Just right, Beth. Build a big enough one and you wouldn't need fireworks. I am not sure that would be safer, though.
Long ago I worked on spark and wire chambers. I even helped with a needle chamber. In those cases we wanted to see the track of any charged particle, so we had a chamber of a noble gas. This ionized and the spark followed the ionized trail. This simple detector is a great little project. Now all we need is a cirsuit to count the particles. Next project?
A counter circuit would be very easy to implement. A Geiger counter works in an identical way, except that there is some gas inside a Geiger tube. There is both analog and digital means to do the job.
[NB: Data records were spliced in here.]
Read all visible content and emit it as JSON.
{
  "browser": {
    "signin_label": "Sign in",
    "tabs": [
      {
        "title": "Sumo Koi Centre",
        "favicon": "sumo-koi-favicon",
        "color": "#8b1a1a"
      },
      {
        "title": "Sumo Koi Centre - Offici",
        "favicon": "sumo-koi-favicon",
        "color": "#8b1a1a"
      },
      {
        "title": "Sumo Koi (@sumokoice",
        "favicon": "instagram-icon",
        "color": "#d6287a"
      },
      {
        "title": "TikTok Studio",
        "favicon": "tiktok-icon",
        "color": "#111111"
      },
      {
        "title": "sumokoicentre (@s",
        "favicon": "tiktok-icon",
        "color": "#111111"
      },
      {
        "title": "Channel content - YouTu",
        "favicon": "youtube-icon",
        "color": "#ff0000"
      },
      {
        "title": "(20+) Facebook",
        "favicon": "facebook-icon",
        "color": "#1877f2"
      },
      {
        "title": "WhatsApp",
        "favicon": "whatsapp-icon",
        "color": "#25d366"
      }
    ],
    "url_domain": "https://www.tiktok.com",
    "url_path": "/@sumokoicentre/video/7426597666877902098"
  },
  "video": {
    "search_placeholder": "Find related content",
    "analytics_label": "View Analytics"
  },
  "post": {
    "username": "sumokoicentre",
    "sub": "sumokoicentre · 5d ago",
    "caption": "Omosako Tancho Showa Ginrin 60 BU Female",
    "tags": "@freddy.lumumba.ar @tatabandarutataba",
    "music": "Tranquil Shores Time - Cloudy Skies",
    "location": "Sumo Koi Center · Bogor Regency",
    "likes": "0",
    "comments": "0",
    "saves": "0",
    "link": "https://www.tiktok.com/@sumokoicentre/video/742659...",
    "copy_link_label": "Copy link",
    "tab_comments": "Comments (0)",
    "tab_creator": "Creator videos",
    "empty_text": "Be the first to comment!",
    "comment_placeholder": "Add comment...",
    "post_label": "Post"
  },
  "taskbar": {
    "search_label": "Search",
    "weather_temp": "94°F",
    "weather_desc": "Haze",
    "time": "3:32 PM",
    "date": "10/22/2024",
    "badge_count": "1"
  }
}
Of course, without a known standard, you couldn't calibrate it. Although this is a cool gadget to play around with and for educational purposes, does it have any practical use? I understand that skin, and even paper stops alpha particles. That's why an alpha source (Americium, I think) is used in smoke detectors.
Why publish something so useless? Your alpha source would need to be actually sitting on the metal plate to show activity. Alpha particles, even high energy particles, are stopped by our surface layer of dead skin. If you've ever used a cloud chamber you would know that alpha particles are stopped by a few inches (the size of the project) of air.
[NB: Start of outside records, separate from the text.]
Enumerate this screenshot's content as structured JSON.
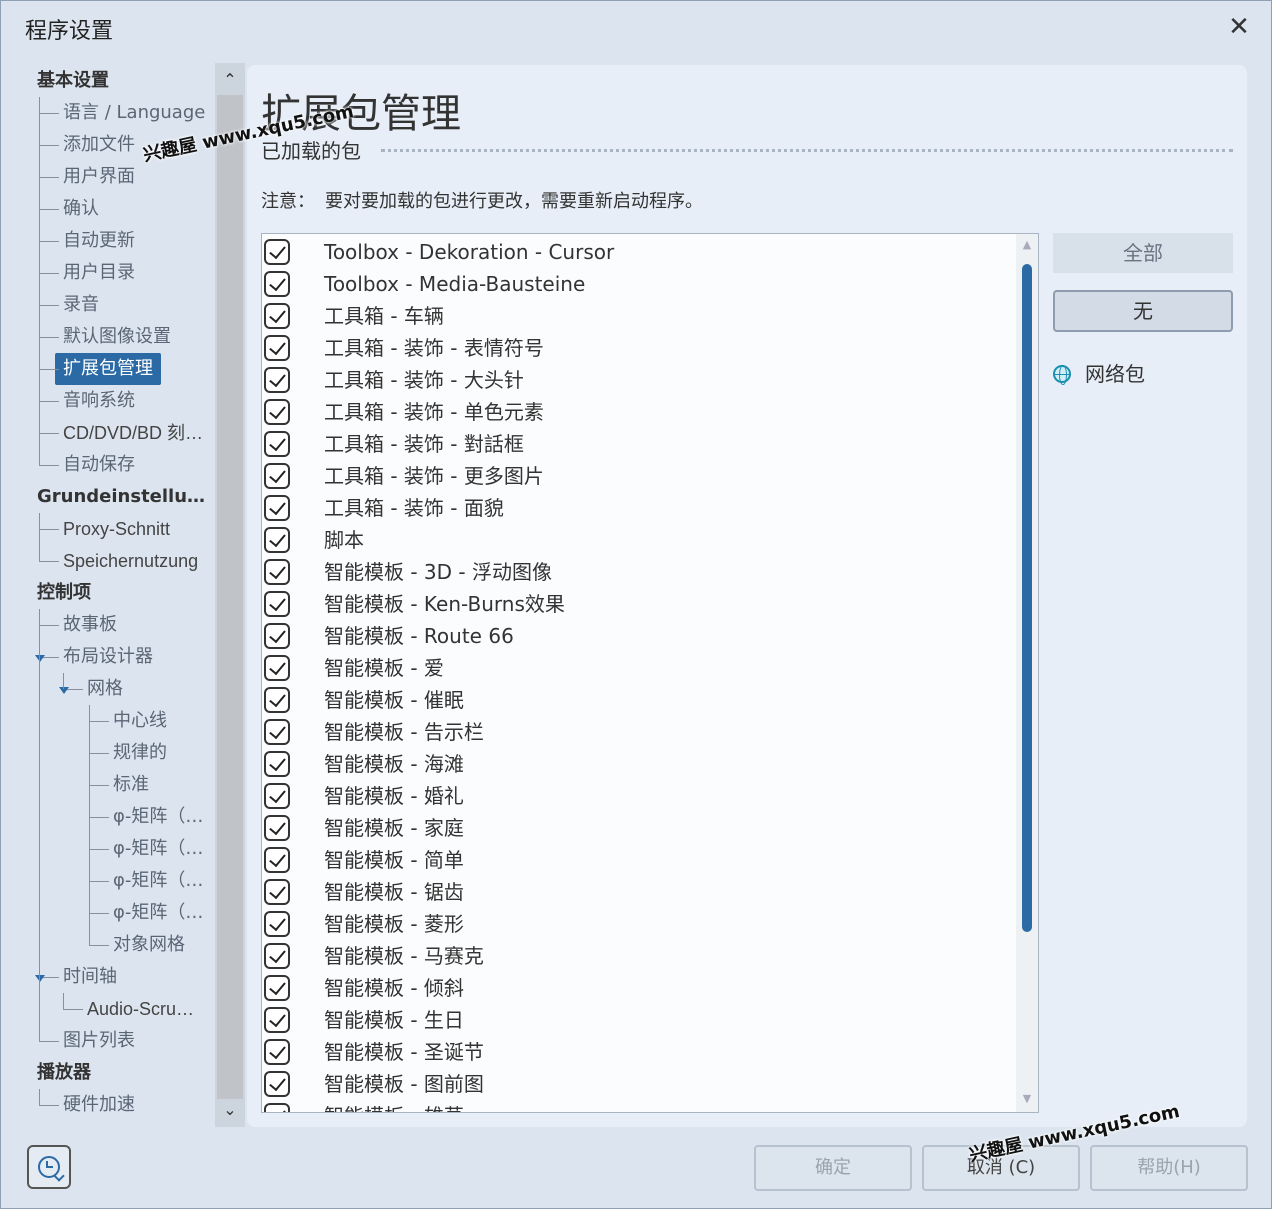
{
  "window": {
    "title": "程序设置",
    "close_glyph": "✕"
  },
  "sidebar": {
    "items": [
      {
        "label": "基本设置",
        "level": 0,
        "header": true
      },
      {
        "label": "语言 / Language",
        "level": 1
      },
      {
        "label": "添加文件",
        "level": 1
      },
      {
        "label": "用户界面",
        "level": 1
      },
      {
        "label": "确认",
        "level": 1
      },
      {
        "label": "自动更新",
        "level": 1
      },
      {
        "label": "用户目录",
        "level": 1
      },
      {
        "label": "录音",
        "level": 1
      },
      {
        "label": "默认图像设置",
        "level": 1
      },
      {
        "label": "扩展包管理",
        "level": 1,
        "selected": true
      },
      {
        "label": "音响系统",
        "level": 1
      },
      {
        "label": "CD/DVD/BD 刻…",
        "level": 1
      },
      {
        "label": "自动保存",
        "level": 1
      },
      {
        "label": "Grundeinstellungen",
        "level": 0,
        "header": true
      },
      {
        "label": "Proxy-Schnitt",
        "level": 1
      },
      {
        "label": "Speichernutzung",
        "level": 1
      },
      {
        "label": "控制项",
        "level": 0,
        "header": true
      },
      {
        "label": "故事板",
        "level": 1
      },
      {
        "label": "布局设计器",
        "level": 1,
        "expanded": true
      },
      {
        "label": "网格",
        "level": 2,
        "expanded": true
      },
      {
        "label": "中心线",
        "level": 3
      },
      {
        "label": "规律的",
        "level": 3
      },
      {
        "label": "标准",
        "level": 3
      },
      {
        "label": "φ-矩阵（…",
        "level": 3
      },
      {
        "label": "φ-矩阵（…",
        "level": 3
      },
      {
        "label": "φ-矩阵（…",
        "level": 3
      },
      {
        "label": "φ-矩阵（…",
        "level": 3
      },
      {
        "label": "对象网格",
        "level": 3
      },
      {
        "label": "时间轴",
        "level": 1,
        "expanded": true
      },
      {
        "label": "Audio-Scru…",
        "level": 2
      },
      {
        "label": "图片列表",
        "level": 1
      },
      {
        "label": "播放器",
        "level": 0,
        "header": true
      },
      {
        "label": "硬件加速",
        "level": 1
      }
    ],
    "scroll_up_glyph": "⌃",
    "scroll_down_glyph": "⌄"
  },
  "main": {
    "page_title": "扩展包管理",
    "section_title": "已加载的包",
    "note_label": "注意：",
    "note_text": "要对要加载的包进行更改，需要重新启动程序。",
    "packages": [
      {
        "label": "Toolbox - Dekoration - Cursor",
        "checked": true
      },
      {
        "label": "Toolbox - Media-Bausteine",
        "checked": true
      },
      {
        "label": "工具箱 - 车辆",
        "checked": true
      },
      {
        "label": "工具箱 - 装饰 - 表情符号",
        "checked": true
      },
      {
        "label": "工具箱 - 装饰 - 大头针",
        "checked": true
      },
      {
        "label": "工具箱 - 装饰 - 单色元素",
        "checked": true
      },
      {
        "label": "工具箱 - 装饰 - 對話框",
        "checked": true
      },
      {
        "label": "工具箱 - 装饰 - 更多图片",
        "checked": true
      },
      {
        "label": "工具箱 - 装饰 - 面貌",
        "checked": true
      },
      {
        "label": "脚本",
        "checked": true
      },
      {
        "label": "智能模板 - 3D - 浮动图像",
        "checked": true
      },
      {
        "label": "智能模板 - Ken-Burns效果",
        "checked": true
      },
      {
        "label": "智能模板 - Route 66",
        "checked": true
      },
      {
        "label": "智能模板 - 爱",
        "checked": true
      },
      {
        "label": "智能模板 - 催眠",
        "checked": true
      },
      {
        "label": "智能模板 - 告示栏",
        "checked": true
      },
      {
        "label": "智能模板 - 海滩",
        "checked": true
      },
      {
        "label": "智能模板 - 婚礼",
        "checked": true
      },
      {
        "label": "智能模板 - 家庭",
        "checked": true
      },
      {
        "label": "智能模板 - 简单",
        "checked": true
      },
      {
        "label": "智能模板 - 锯齿",
        "checked": true
      },
      {
        "label": "智能模板 - 菱形",
        "checked": true
      },
      {
        "label": "智能模板 - 马赛克",
        "checked": true
      },
      {
        "label": "智能模板 - 倾斜",
        "checked": true
      },
      {
        "label": "智能模板 - 生日",
        "checked": true
      },
      {
        "label": "智能模板 - 圣诞节",
        "checked": true
      },
      {
        "label": "智能模板 - 图前图",
        "checked": true
      },
      {
        "label": "智能模板 - 雄草",
        "checked": true
      }
    ],
    "btn_all": "全部",
    "btn_none": "无",
    "net_pack": "网络包"
  },
  "footer": {
    "ok": "确定",
    "cancel": "取消 (C)",
    "help": "帮助(H)"
  },
  "watermarks": {
    "top": "兴趣屋 www.xqu5.com",
    "bottom": "兴趣屋 www.xqu5.com"
  }
}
Ouch Sparky! Well if you must have a visual show I suggest abandoning the dangerous HV and going for a Cloud Chamber. They are easy to build and the thickness of the vapor trail makes it easy to distinguish between alpha, beta or gamma (cosmic) radiation. As a child I saw my first cloud chamber at a Russian technology exhibit at the New York Coliseum back in the late 1950's. Both the Soviet Union and that NY exhibition hall are long gone.
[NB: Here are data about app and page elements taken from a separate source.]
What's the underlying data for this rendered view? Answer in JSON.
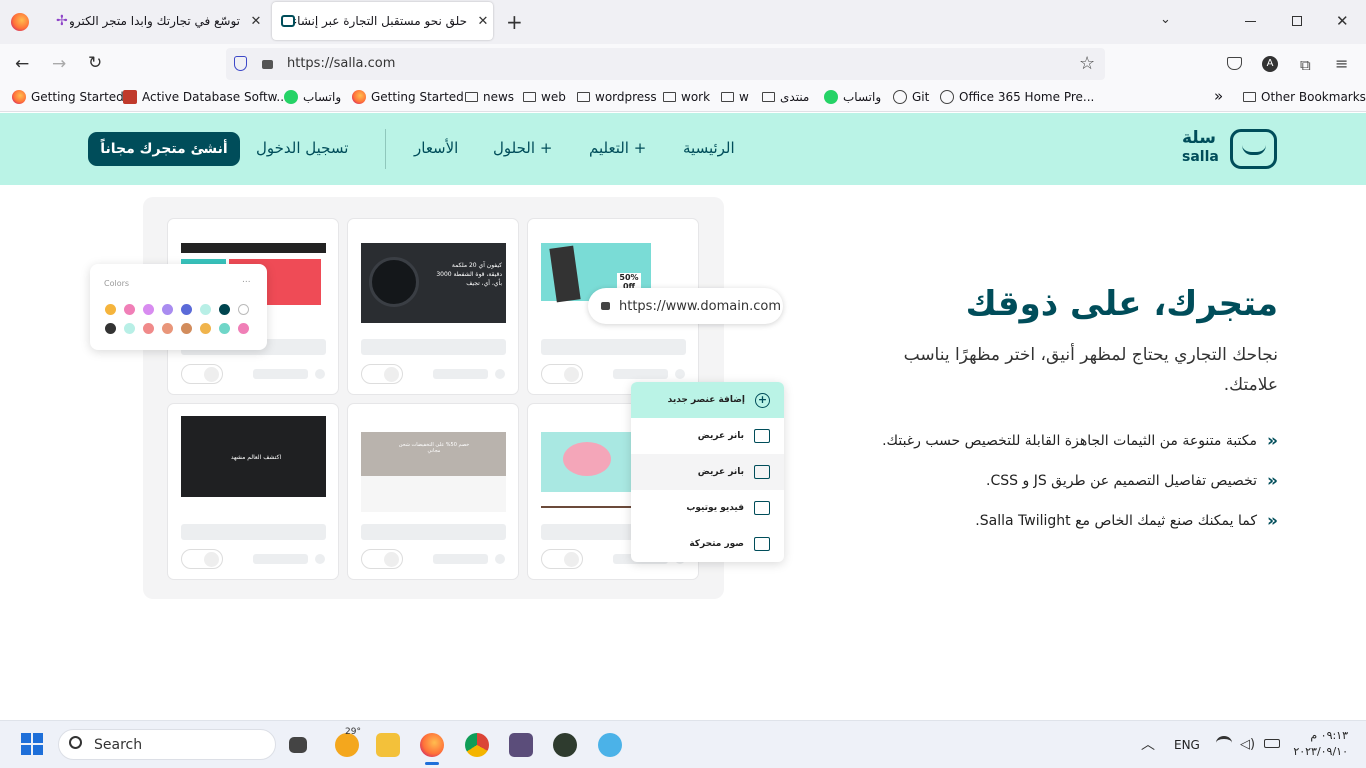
{
  "browser": {
    "tabs": [
      {
        "title": "توسّع في تجارتك وابدا متجر الكترو",
        "active": false
      },
      {
        "title": "حلق نحو مستقبل التجارة عبر إنشاء",
        "active": true
      }
    ],
    "new_tab": "+",
    "url": "https://salla.com",
    "avatar_letter": "A",
    "bookmarks": [
      {
        "label": "Getting Started",
        "icon": "firefox-icon"
      },
      {
        "label": "Active Database Softw...",
        "icon": "database-icon"
      },
      {
        "label": "واتساب",
        "icon": "whatsapp-icon"
      },
      {
        "label": "Getting Started",
        "icon": "firefox-icon"
      },
      {
        "label": "news",
        "icon": "folder-icon"
      },
      {
        "label": "web",
        "icon": "folder-icon"
      },
      {
        "label": "wordpress",
        "icon": "folder-icon"
      },
      {
        "label": "work",
        "icon": "folder-icon"
      },
      {
        "label": "w",
        "icon": "folder-icon"
      },
      {
        "label": "منتدى",
        "icon": "folder-icon"
      },
      {
        "label": "واتساب",
        "icon": "whatsapp-icon"
      },
      {
        "label": "Git",
        "icon": "globe-icon"
      },
      {
        "label": "Office 365 Home Pre...",
        "icon": "globe-icon"
      }
    ],
    "overflow": "»",
    "other_bookmarks": "Other Bookmarks"
  },
  "site": {
    "logo_ar": "سلة",
    "logo_en": "salla",
    "nav": {
      "home": "الرئيسية",
      "learning": "التعليم +",
      "solutions": "الحلول +",
      "pricing": "الأسعار",
      "login": "تسجيل الدخول",
      "cta": "أنشئ متجرك مجاناً"
    },
    "hero": {
      "title": "متجرك، على ذوقك",
      "subtitle": "نجاحك التجاري يحتاج لمظهر أنيق، اختر مظهرًا يناسب علامتك.",
      "features": [
        "مكتبة متنوعة من الثيمات الجاهزة القابلة للتخصيص حسب رغبتك.",
        "تخصيص تفاصيل التصميم عن طريق JS و CSS.",
        "كما يمكنك صنع ثيمك الخاص مع Salla Twilight."
      ],
      "bullet": "«"
    },
    "mockup": {
      "colors_title": "Colors",
      "colors_menu": "...",
      "domain": "https://www.domain.com",
      "panel": [
        "إضافة عنصر جديد",
        "بانر عريض",
        "بانر عريض",
        "فيديو يوتيوب",
        "صور متحركة"
      ],
      "swatch_colors": [
        "#f5b43c",
        "#f07fb7",
        "#d88cf0",
        "#a98cf0",
        "#5b6ad8",
        "#b8efe6",
        "#00454f",
        "#ffffff",
        "#333333",
        "#b8efe6",
        "#f08a8a",
        "#e9967a",
        "#d28c5c",
        "#f0b44c",
        "#6fd6c8",
        "#f07fb7"
      ],
      "thumb1_text": "كيفون آي 20 ملكمة دقيقة، قوة الشفطة 3000 بأي، أي، تجيف",
      "thumb2_text": "خصم 50% على التخفيضات شحن مجاني",
      "thumb3_text": "اكتشف العالم مشهد",
      "thumb4_text": "50% 0ff"
    }
  },
  "taskbar": {
    "search": "Search",
    "weather": "29°",
    "lang": "ENG",
    "time": "٠٩:١٣ م",
    "date": "٢٠٢٣/٠٩/١٠"
  }
}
They love sparks and noise and yes a little danger. This project is a great way to introduce the alpha partical. Inserting paper between the alpha source and the detector would be a good demonstration of the size of the alpha.
While a cloud chamber is certainly a good demonstration tool, its use is more difficult because dry ice is required. In addition, cloud chamber has a limited field of view and difficult to see at a distance. Using the "spark detector", in a darkened room, the entire class could see the effect.
"Useless" is a relative word and is very inappropriate for this forum. Establishing the uselessness of a demonstration, experiment or idea is impossible - if the demonstration inspires just one person to build off of it somehow, it is not useless.
In a related story, apparently some in Pakistan don't think finding the "God particle" is all that amazing or important. It is a very useless endeavor in their minds. Heck,some members of our own Congress think that scientific data is useless and that science has no role in public policy.
So bravo to John Iovine for taking the time to investigate and build a device that addressed his curiosity.
For industrial control applications, or even a simple assembly line, that machine can go almost 24/7 without a break. But what happens when the task is a little more complex? That’s where the “smart” machine would come in. The smart machine is one that has some simple (or complex in some cases) processing capability to be able to adapt to changing conditions. Such machines are suited for a host of applications, including automotive, aerospace, defense, medical, computers and electronics, telecommunications, consumer goods, and so on. This discussion will examine what’s possible with smart machines, and what tradeoffs need to be made to implement such a solution.